These guys and girls are a central cog in the machine producing the science that’s supposed to help make our animals more productive, allowing for reduced herd sizes. This is important for the environment in terms of waterways, but it also applies to reducing emissions. You don’t need to read further than the chairman and CEO’s executive overview (see below) before you get the shakes.
Underfunding has meant investment in this scientific area has fallen well below the national need and consequently, the important national science capability at AgResearch and elsewhere is at risk, they said. A re-think on how we approach this area of our climate change research & development is needed.
This is goggles-off territory. It is cold, hard reality.
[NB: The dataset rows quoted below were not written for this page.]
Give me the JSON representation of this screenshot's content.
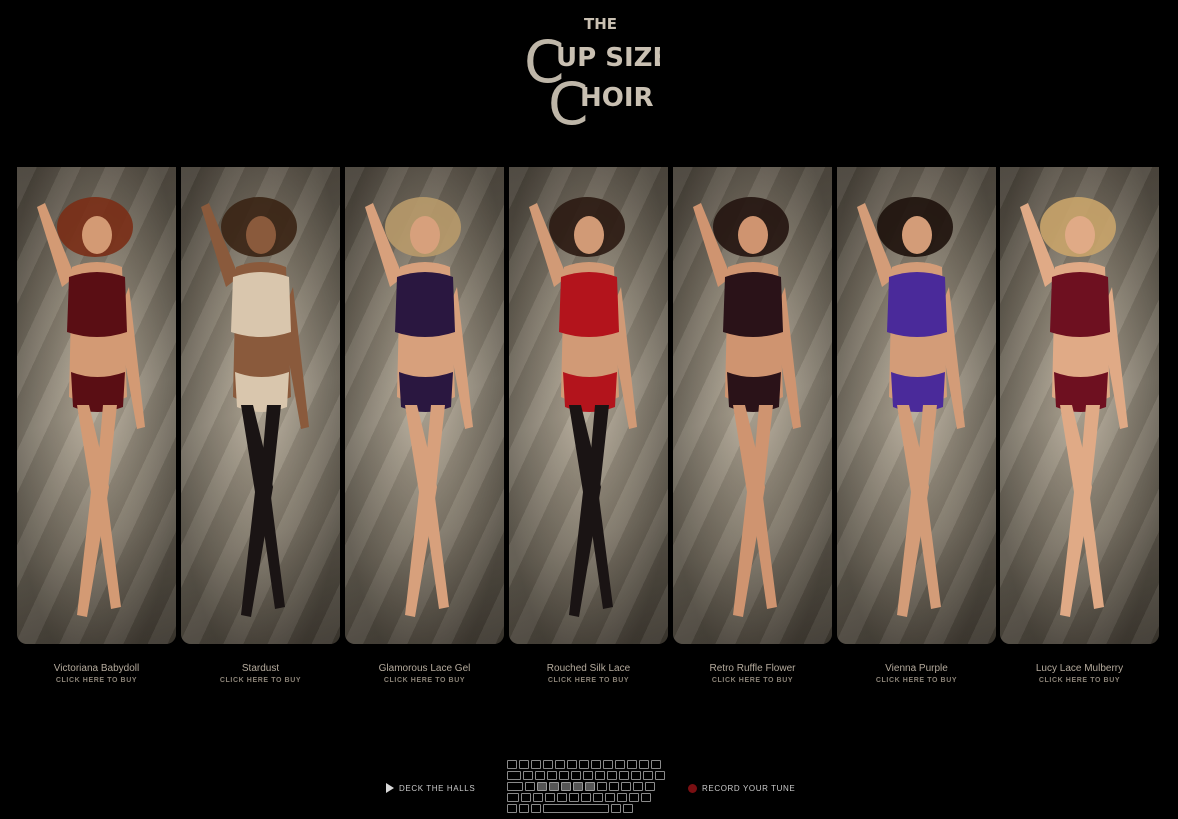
{
  "logo": {
    "line1": "THE",
    "line2": "UP SIZE",
    "line3": "HOIR",
    "big_letter": "C"
  },
  "products": [
    {
      "name": "Victoriana Babydoll",
      "cta": "CLICK HERE TO BUY",
      "garment_color": "#5a0e14",
      "skin_color": "#d39a74",
      "hair_color": "#7a2e16",
      "legwear": "none"
    },
    {
      "name": "Stardust",
      "cta": "CLICK HERE TO BUY",
      "garment_color": "#d9c6ad",
      "skin_color": "#8a5a3c",
      "hair_color": "#3a2414",
      "legwear": "black"
    },
    {
      "name": "Glamorous Lace Gel",
      "cta": "CLICK HERE TO BUY",
      "garment_color": "#2a1740",
      "skin_color": "#d7a07c",
      "hair_color": "#b89a6a",
      "legwear": "none"
    },
    {
      "name": "Rouched Silk Lace",
      "cta": "CLICK HERE TO BUY",
      "garment_color": "#b3141c",
      "skin_color": "#d19a76",
      "hair_color": "#2b1a12",
      "legwear": "black"
    },
    {
      "name": "Retro Ruffle Flower",
      "cta": "CLICK HERE TO BUY",
      "garment_color": "#2a1218",
      "skin_color": "#cf9470",
      "hair_color": "#241410",
      "legwear": "none"
    },
    {
      "name": "Vienna Purple",
      "cta": "CLICK HERE TO BUY",
      "garment_color": "#4a2a9a",
      "skin_color": "#d39c78",
      "hair_color": "#1e120c",
      "legwear": "none"
    },
    {
      "name": "Lucy Lace Mulberry",
      "cta": "CLICK HERE TO BUY",
      "garment_color": "#6e1020",
      "skin_color": "#e0aa86",
      "hair_color": "#c9a46a",
      "legwear": "none"
    }
  ],
  "controls": {
    "deck_label": "DECK THE HALLS",
    "record_label": "RECORD YOUR TUNE",
    "record_color": "#7a0f12"
  }
}
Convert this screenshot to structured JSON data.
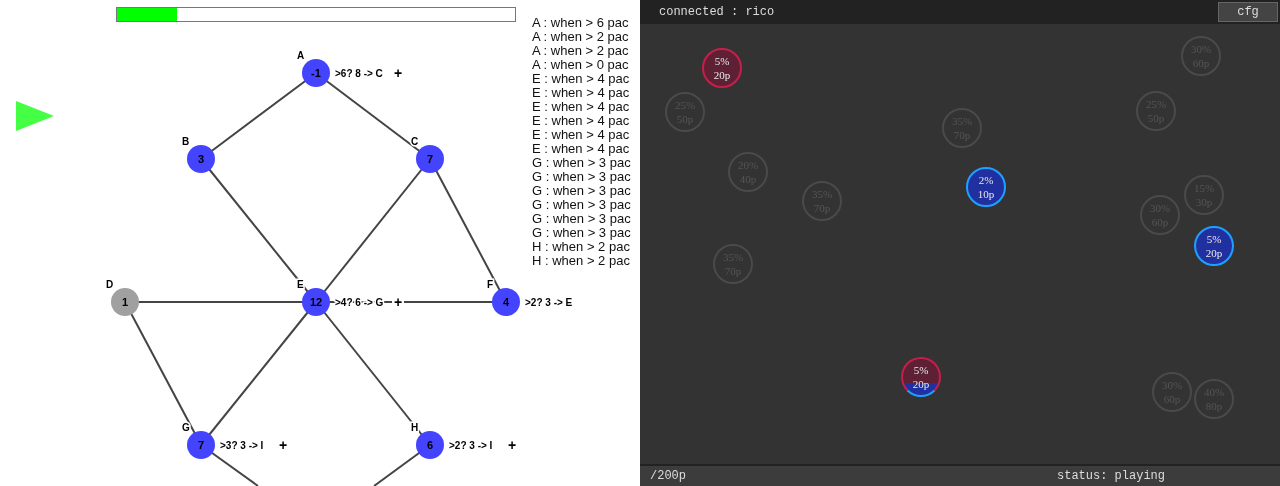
{
  "progress": {
    "level": 0.15
  },
  "graph": {
    "nodes": [
      {
        "label": "A",
        "value": "-1",
        "active": true,
        "rule": ">6? 8 -> C",
        "action": "+"
      },
      {
        "label": "B",
        "value": "3",
        "active": true
      },
      {
        "label": "C",
        "value": "7",
        "active": true
      },
      {
        "label": "D",
        "value": "1",
        "active": false
      },
      {
        "label": "E",
        "value": "12",
        "active": true,
        "rule": ">4? 6 -> G",
        "action": "+"
      },
      {
        "label": "F",
        "value": "4",
        "active": true,
        "rule": ">2? 3 -> E"
      },
      {
        "label": "G",
        "value": "7",
        "active": true,
        "rule": ">3? 3 -> I",
        "action": "+"
      },
      {
        "label": "H",
        "value": "6",
        "active": true,
        "rule": ">2? 3 -> I",
        "action": "+"
      }
    ]
  },
  "rules": [
    "A : when > 6 pac",
    "A : when > 2 pac",
    "A : when > 2 pac",
    "A : when > 0 pac",
    "E : when > 4 pac",
    "E : when > 4 pac",
    "E : when > 4 pac",
    "E : when > 4 pac",
    "E : when > 4 pac",
    "E : when > 4 pac",
    "G : when > 3 pac",
    "G : when > 3 pac",
    "G : when > 3 pac",
    "G : when > 3 pac",
    "G : when > 3 pac",
    "G : when > 3 pac",
    "H : when > 2 pac",
    "H : when > 2 pac"
  ],
  "header": {
    "status": "connected : rico",
    "button": "cfg"
  },
  "tokens": [
    {
      "kind": "neutral",
      "percent": "30%",
      "points": "60p"
    },
    {
      "kind": "red",
      "percent": "5%",
      "points": "20p"
    },
    {
      "kind": "neutral",
      "percent": "25%",
      "points": "50p"
    },
    {
      "kind": "neutral",
      "percent": "25%",
      "points": "50p"
    },
    {
      "kind": "neutral",
      "percent": "35%",
      "points": "70p"
    },
    {
      "kind": "neutral",
      "percent": "20%",
      "points": "40p"
    },
    {
      "kind": "blue",
      "percent": "2%",
      "points": "10p"
    },
    {
      "kind": "neutral",
      "percent": "15%",
      "points": "30p"
    },
    {
      "kind": "neutral",
      "percent": "35%",
      "points": "70p"
    },
    {
      "kind": "neutral",
      "percent": "30%",
      "points": "60p"
    },
    {
      "kind": "blue",
      "percent": "5%",
      "points": "20p"
    },
    {
      "kind": "neutral",
      "percent": "35%",
      "points": "70p"
    },
    {
      "kind": "split",
      "percent": "5%",
      "points": "20p"
    },
    {
      "kind": "neutral",
      "percent": "30%",
      "points": "60p"
    },
    {
      "kind": "neutral",
      "percent": "40%",
      "points": "80p"
    }
  ],
  "footer": {
    "points": "/200p",
    "status": "status: playing"
  }
}
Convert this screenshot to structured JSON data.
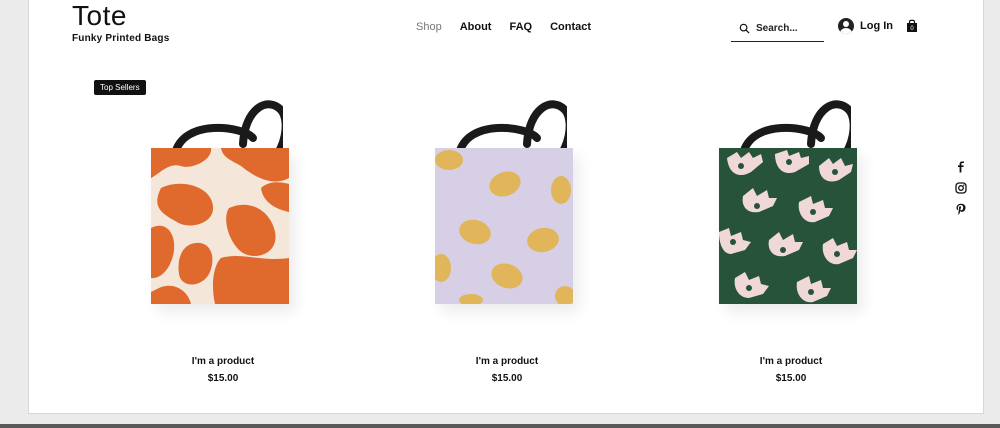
{
  "brand": {
    "title": "Tote",
    "subtitle": "Funky Printed Bags"
  },
  "nav": {
    "items": [
      {
        "label": "Shop",
        "active": true
      },
      {
        "label": "About",
        "active": false
      },
      {
        "label": "FAQ",
        "active": false
      },
      {
        "label": "Contact",
        "active": false
      }
    ]
  },
  "search": {
    "placeholder": "Search..."
  },
  "login": {
    "label": "Log In"
  },
  "badge": {
    "label": "Top Sellers"
  },
  "products": [
    {
      "name": "I'm a product",
      "price": "$15.00",
      "pattern": "orange-brush"
    },
    {
      "name": "I'm a product",
      "price": "$15.00",
      "pattern": "lemons"
    },
    {
      "name": "I'm a product",
      "price": "$15.00",
      "pattern": "green-hands"
    }
  ],
  "social": [
    "facebook-icon",
    "instagram-icon",
    "pinterest-icon"
  ],
  "colors": {
    "orange": "#e06a2d",
    "lavender": "#d7cfe6",
    "lemon": "#e1b65a",
    "green": "#26533a",
    "strap": "#1a1a1a"
  }
}
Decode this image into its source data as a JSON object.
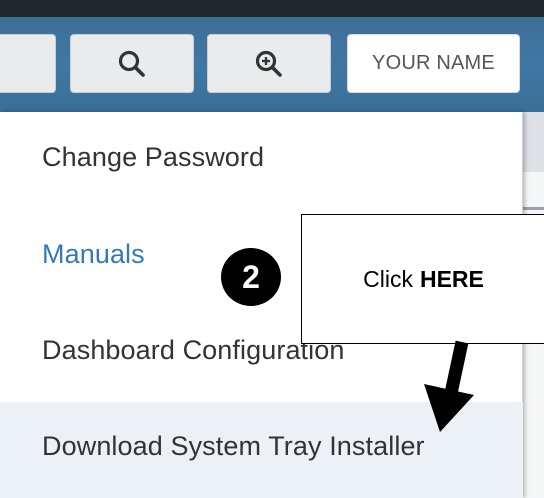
{
  "toolbar": {
    "user_label": "YOUR NAME",
    "icons": [
      "search-icon",
      "zoom-in-icon"
    ]
  },
  "menu": {
    "items": [
      {
        "label": "Change Password"
      },
      {
        "label": "Manuals",
        "color": "#3479b7"
      },
      {
        "label": "Dashboard Configuration"
      },
      {
        "label": "Download System Tray Installer",
        "highlight": "#ecf0f7"
      }
    ]
  },
  "annotation": {
    "step": "2",
    "callout_prefix": "Click",
    "callout_emphasis": "HERE"
  },
  "colors": {
    "toolbar_bg": "#3f77a3",
    "top_strip": "#22272d",
    "link": "#3479b7"
  }
}
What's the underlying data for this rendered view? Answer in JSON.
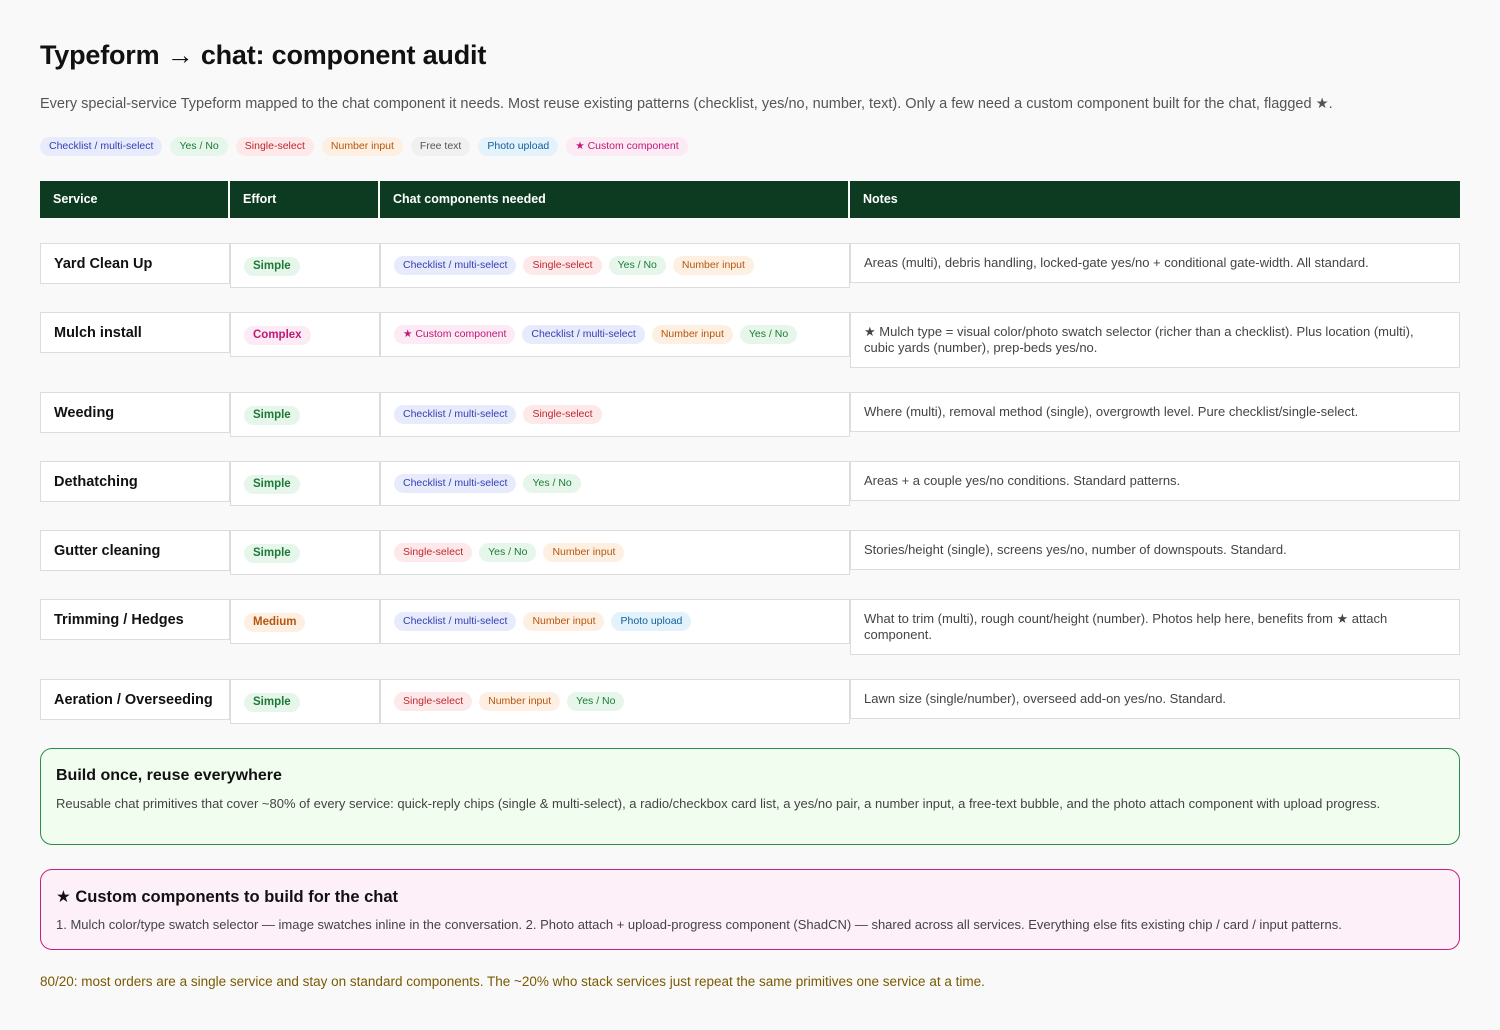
{
  "title": "Typeform → chat: component audit",
  "subtitle": "Every special-service Typeform mapped to the chat component it needs. Most reuse existing patterns (checklist, yes/no, number, text). Only a few need a custom component built for the chat, flagged ★.",
  "legend": {
    "checklist": "Checklist / multi-select",
    "yesno": "Yes / No",
    "single": "Single-select",
    "number": "Number input",
    "free": "Free text",
    "photo": "Photo upload",
    "custom": "★ Custom component"
  },
  "table": {
    "headers": [
      "Service",
      "Effort",
      "Chat components needed",
      "Notes"
    ],
    "rows": [
      {
        "service": "Yard Clean Up",
        "effort": "Simple",
        "components": [
          "Checklist / multi-select",
          "Single-select",
          "Yes / No",
          "Number input"
        ],
        "notes": "Areas (multi), debris handling, locked-gate yes/no + conditional gate-width. All standard."
      },
      {
        "service": "Mulch install",
        "effort": "Complex",
        "components": [
          "★ Custom component",
          "Checklist / multi-select",
          "Number input",
          "Yes / No"
        ],
        "notes": "★ Mulch type = visual color/photo swatch selector (richer than a checklist). Plus location (multi), cubic yards (number), prep-beds yes/no."
      },
      {
        "service": "Weeding",
        "effort": "Simple",
        "components": [
          "Checklist / multi-select",
          "Single-select"
        ],
        "notes": "Where (multi), removal method (single), overgrowth level. Pure checklist/single-select."
      },
      {
        "service": "Dethatching",
        "effort": "Simple",
        "components": [
          "Checklist / multi-select",
          "Yes / No"
        ],
        "notes": "Areas + a couple yes/no conditions. Standard patterns."
      },
      {
        "service": "Gutter cleaning",
        "effort": "Simple",
        "components": [
          "Single-select",
          "Yes / No",
          "Number input"
        ],
        "notes": "Stories/height (single), screens yes/no, number of downspouts. Standard."
      },
      {
        "service": "Trimming / Hedges",
        "effort": "Medium",
        "components": [
          "Checklist / multi-select",
          "Number input",
          "Photo upload"
        ],
        "notes": "What to trim (multi), rough count/height (number). Photos help here, benefits from ★ attach component."
      },
      {
        "service": "Aeration / Overseeding",
        "effort": "Simple",
        "components": [
          "Single-select",
          "Number input",
          "Yes / No"
        ],
        "notes": "Lawn size (single/number), overseed add-on yes/no. Standard."
      }
    ]
  },
  "reuse_box": {
    "title": "Build once, reuse everywhere",
    "body": "Reusable chat primitives that cover ~80% of every service: quick-reply chips (single & multi-select), a radio/checkbox card list, a yes/no pair, a number input, a free-text bubble, and the photo attach component with upload progress."
  },
  "custom_box": {
    "title": "★ Custom components to build for the chat",
    "body": "1. Mulch color/type swatch selector — image swatches inline in the conversation.  2. Photo attach + upload-progress component (ShadCN) — shared across all services.  Everything else fits existing chip / card / input patterns."
  },
  "footer": "80/20: most orders are a single service and stay on standard components. The ~20% who stack services just repeat the same primitives one service at a time.",
  "colors": {
    "header_bg": "#0d3b22",
    "checklist": "#3340b3",
    "yesno": "#1d7a36",
    "single": "#c0262e",
    "number": "#b8550d",
    "photo": "#11609b",
    "custom": "#c01876",
    "green_border": "#2e8b4a",
    "pink_border": "#c4207e",
    "footer_text": "#7a5a00"
  }
}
It seems 2030 is closer than we think.
Against this exciting and progressive backdrop, we confront challenges about the retention and enhancement of scientific programmes that will tackle the interface between farm systems and environmental challenges this country faces.
Areas of on-farm and environmental science capability that we and our stakeholders believe are critical for New Zealand to achieve sustainable environmental improvements, are coming under significant funding pressure.
We believe that a re-think is required to consider how on-farm scientific innovation in New Zealand needs to drive the growth of our primary sector exports, while meeting the escalating aspirations of our communities for cleaner, more useable lakes and rivers, to ensure that these critical areas are financially supported and effectively executed.
Like citizens everywhere, New Zealanders want the benefits that flow from a prosperous economy – good health care, education, infrastructure and career opportunities for themselves and their children.
In New Zealand that prosperity over the next decade and beyond will be driven by the growth in value of exports from our primary sectors. Two relevant examples are the government’s target to double the real value of exports from the primary sector by 2025, and investment towards achieving irrigation schemes and the Primary Growth Partnership programmes.
On the other hand, citizens of every country also identify sets of non-economic values that matter to them and this varies more widely between countries. In New Zealand, this most frequently relates to the quality of our environment and especially our ability to access and utilise those resources for recreation.
Combined, these challenges present a national conundrum. How do we grow the value of our primary sector exports while also meeting the escalating aspirations of our communities for cleaner, more useable lakes and rivers?
In our view, we are now at a point where we are concerned that the investment in this scientific area has fallen well below the national need and consequently, the important national science capability at AgResearch and elsewhere is at risk. We have elected to retain this capacity while we, Government and our sector work through how this on-farm research, which has significant private and public benefit, is resourced and completed.
It is a challenge that requires a holistic approach to answer, and that is why we at AgResearch have instigated the necessary conversations with the sector and the Government to reflect on solutions for what New Zealand needs, who will pay for that and how it is best carried out. This will allow AgResearch to make the necessary decisions to best position its science capability to meet the future needs of the sector in these areas.
Until we find the best solution with Government and key industry stakeholders, AgResearch will commit to maintaining our critical science capacity. This, in conjunction with one-off costs related to the new facilities development programme, will result in a forecast net loss before tax in FY18 of $11.4 million.
As we address these challenges, AgResearch will continue delivering its science excellence and remain focused on enhancing the value, productivity and profitability of New Zealand’s agricultural sector.